### Action item
Could you repeat the entries below word for word, leaving nothing out?

### Dataset rows describing interfaces

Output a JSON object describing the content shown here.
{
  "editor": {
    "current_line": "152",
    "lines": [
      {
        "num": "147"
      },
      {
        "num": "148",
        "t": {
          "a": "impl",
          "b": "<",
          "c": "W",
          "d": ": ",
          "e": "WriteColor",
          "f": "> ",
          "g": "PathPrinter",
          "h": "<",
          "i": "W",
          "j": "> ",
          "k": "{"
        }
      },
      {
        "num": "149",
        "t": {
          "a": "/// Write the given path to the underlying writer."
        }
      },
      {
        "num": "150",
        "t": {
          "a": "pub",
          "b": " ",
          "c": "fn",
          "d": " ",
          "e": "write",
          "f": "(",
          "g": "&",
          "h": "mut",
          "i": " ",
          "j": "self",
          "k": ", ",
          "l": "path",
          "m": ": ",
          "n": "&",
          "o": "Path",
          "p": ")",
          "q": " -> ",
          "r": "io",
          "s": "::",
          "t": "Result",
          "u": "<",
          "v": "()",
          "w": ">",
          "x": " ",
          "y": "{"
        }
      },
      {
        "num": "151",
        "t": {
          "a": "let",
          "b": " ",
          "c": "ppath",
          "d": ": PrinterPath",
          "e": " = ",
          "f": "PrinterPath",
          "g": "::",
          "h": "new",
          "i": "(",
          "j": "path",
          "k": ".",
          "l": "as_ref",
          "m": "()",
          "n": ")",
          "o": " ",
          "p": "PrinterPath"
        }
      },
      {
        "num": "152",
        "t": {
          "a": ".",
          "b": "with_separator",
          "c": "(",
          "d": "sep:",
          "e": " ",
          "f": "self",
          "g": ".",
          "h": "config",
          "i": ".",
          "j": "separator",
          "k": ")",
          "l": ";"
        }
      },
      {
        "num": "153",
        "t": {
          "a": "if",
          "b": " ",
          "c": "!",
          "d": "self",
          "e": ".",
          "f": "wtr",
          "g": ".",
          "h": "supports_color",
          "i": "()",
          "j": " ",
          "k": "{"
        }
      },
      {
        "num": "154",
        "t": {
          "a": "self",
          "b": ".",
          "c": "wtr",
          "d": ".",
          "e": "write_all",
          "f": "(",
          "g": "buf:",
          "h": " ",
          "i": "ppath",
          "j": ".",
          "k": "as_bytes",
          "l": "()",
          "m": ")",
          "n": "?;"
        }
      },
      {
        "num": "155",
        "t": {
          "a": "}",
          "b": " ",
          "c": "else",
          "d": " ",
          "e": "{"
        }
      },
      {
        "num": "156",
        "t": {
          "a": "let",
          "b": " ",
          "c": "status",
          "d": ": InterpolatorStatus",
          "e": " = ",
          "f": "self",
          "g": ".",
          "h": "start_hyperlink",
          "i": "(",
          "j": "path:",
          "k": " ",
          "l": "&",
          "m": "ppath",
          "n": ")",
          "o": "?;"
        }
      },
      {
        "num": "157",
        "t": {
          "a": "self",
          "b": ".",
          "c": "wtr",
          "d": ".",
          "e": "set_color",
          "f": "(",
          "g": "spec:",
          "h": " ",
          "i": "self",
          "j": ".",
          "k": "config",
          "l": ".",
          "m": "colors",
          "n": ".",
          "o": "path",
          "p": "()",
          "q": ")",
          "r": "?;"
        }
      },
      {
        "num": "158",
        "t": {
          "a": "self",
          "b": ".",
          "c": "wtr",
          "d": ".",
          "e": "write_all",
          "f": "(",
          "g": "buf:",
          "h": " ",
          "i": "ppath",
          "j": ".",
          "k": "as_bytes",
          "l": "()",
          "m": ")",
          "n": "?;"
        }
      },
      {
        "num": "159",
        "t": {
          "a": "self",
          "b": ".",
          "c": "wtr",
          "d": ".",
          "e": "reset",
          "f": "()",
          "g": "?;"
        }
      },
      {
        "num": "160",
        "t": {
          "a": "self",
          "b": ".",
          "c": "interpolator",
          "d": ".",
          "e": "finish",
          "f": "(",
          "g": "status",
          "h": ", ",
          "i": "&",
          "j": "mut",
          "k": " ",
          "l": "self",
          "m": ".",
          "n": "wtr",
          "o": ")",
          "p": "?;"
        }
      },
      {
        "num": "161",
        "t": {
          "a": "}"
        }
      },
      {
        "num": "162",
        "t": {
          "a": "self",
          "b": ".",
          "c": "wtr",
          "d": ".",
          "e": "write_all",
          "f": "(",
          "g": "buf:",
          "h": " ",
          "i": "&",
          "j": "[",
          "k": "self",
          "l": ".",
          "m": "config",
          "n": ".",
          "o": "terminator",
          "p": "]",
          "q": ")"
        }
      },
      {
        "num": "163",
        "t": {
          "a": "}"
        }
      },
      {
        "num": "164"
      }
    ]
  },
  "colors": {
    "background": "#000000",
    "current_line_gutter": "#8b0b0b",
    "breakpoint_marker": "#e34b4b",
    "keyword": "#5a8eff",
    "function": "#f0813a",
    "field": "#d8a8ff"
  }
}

### Your solution
Output a JSON object describing the content shown here.
{
  "editor": {
    "current_line": "152",
    "lines": [
      {
        "num": "147"
      },
      {
        "num": "148",
        "t": {
          "a": "impl",
          "b": "<",
          "c": "W",
          "d": ": ",
          "e": "WriteColor",
          "f": "> ",
          "g": "PathPrinter",
          "h": "<",
          "i": "W",
          "j": "> ",
          "k": "{"
        }
      },
      {
        "num": "149",
        "t": {
          "a": "/// Write the given path to the underlying writer."
        }
      },
      {
        "num": "150",
        "t": {
          "a": "pub",
          "b": " ",
          "c": "fn",
          "d": " ",
          "e": "write",
          "f": "(",
          "g": "&",
          "h": "mut",
          "i": " ",
          "j": "self",
          "k": ", ",
          "l": "path",
          "m": ": ",
          "n": "&",
          "o": "Path",
          "p": ")",
          "q": " -> ",
          "r": "io",
          "s": "::",
          "t": "Result",
          "u": "<",
          "v": "()",
          "w": ">",
          "x": " ",
          "y": "{"
        }
      },
      {
        "num": "151",
        "t": {
          "a": "let",
          "b": " ",
          "c": "ppath",
          "d": ": PrinterPath",
          "e": " = ",
          "f": "PrinterPath",
          "g": "::",
          "h": "new",
          "i": "(",
          "j": "path",
          "k": ".",
          "l": "as_ref",
          "m": "()",
          "n": ")",
          "o": " ",
          "p": "PrinterPath"
        }
      },
      {
        "num": "152",
        "t": {
          "a": ".",
          "b": "with_separator",
          "c": "(",
          "d": "sep:",
          "e": " ",
          "f": "self",
          "g": ".",
          "h": "config",
          "i": ".",
          "j": "separator",
          "k": ")",
          "l": ";"
        }
      },
      {
        "num": "153",
        "t": {
          "a": "if",
          "b": " ",
          "c": "!",
          "d": "self",
          "e": ".",
          "f": "wtr",
          "g": ".",
          "h": "supports_color",
          "i": "()",
          "j": " ",
          "k": "{"
        }
      },
      {
        "num": "154",
        "t": {
          "a": "self",
          "b": ".",
          "c": "wtr",
          "d": ".",
          "e": "write_all",
          "f": "(",
          "g": "buf:",
          "h": " ",
          "i": "ppath",
          "j": ".",
          "k": "as_bytes",
          "l": "()",
          "m": ")",
          "n": "?;"
        }
      },
      {
        "num": "155",
        "t": {
          "a": "}",
          "b": " ",
          "c": "else",
          "d": " ",
          "e": "{"
        }
      },
      {
        "num": "156",
        "t": {
          "a": "let",
          "b": " ",
          "c": "status",
          "d": ": InterpolatorStatus",
          "e": " = ",
          "f": "self",
          "g": ".",
          "h": "start_hyperlink",
          "i": "(",
          "j": "path:",
          "k": " ",
          "l": "&",
          "m": "ppath",
          "n": ")",
          "o": "?;"
        }
      },
      {
        "num": "157",
        "t": {
          "a": "self",
          "b": ".",
          "c": "wtr",
          "d": ".",
          "e": "set_color",
          "f": "(",
          "g": "spec:",
          "h": " ",
          "i": "self",
          "j": ".",
          "k": "config",
          "l": ".",
          "m": "colors",
          "n": ".",
          "o": "path",
          "p": "()",
          "q": ")",
          "r": "?;"
        }
      },
      {
        "num": "158",
        "t": {
          "a": "self",
          "b": ".",
          "c": "wtr",
          "d": ".",
          "e": "write_all",
          "f": "(",
          "g": "buf:",
          "h": " ",
          "i": "ppath",
          "j": ".",
          "k": "as_bytes",
          "l": "()",
          "m": ")",
          "n": "?;"
        }
      },
      {
        "num": "159",
        "t": {
          "a": "self",
          "b": ".",
          "c": "wtr",
          "d": ".",
          "e": "reset",
          "f": "()",
          "g": "?;"
        }
      },
      {
        "num": "160",
        "t": {
          "a": "self",
          "b": ".",
          "c": "interpolator",
          "d": ".",
          "e": "finish",
          "f": "(",
          "g": "status",
          "h": ", ",
          "i": "&",
          "j": "mut",
          "k": " ",
          "l": "self",
          "m": ".",
          "n": "wtr",
          "o": ")",
          "p": "?;"
        }
      },
      {
        "num": "161",
        "t": {
          "a": "}"
        }
      },
      {
        "num": "162",
        "t": {
          "a": "self",
          "b": ".",
          "c": "wtr",
          "d": ".",
          "e": "write_all",
          "f": "(",
          "g": "buf:",
          "h": " ",
          "i": "&",
          "j": "[",
          "k": "self",
          "l": ".",
          "m": "config",
          "n": ".",
          "o": "terminator",
          "p": "]",
          "q": ")"
        }
      },
      {
        "num": "163",
        "t": {
          "a": "}"
        }
      },
      {
        "num": "164"
      }
    ]
  },
  "colors": {
    "background": "#000000",
    "current_line_gutter": "#8b0b0b",
    "breakpoint_marker": "#e34b4b",
    "keyword": "#5a8eff",
    "function": "#f0813a",
    "field": "#d8a8ff"
  }
}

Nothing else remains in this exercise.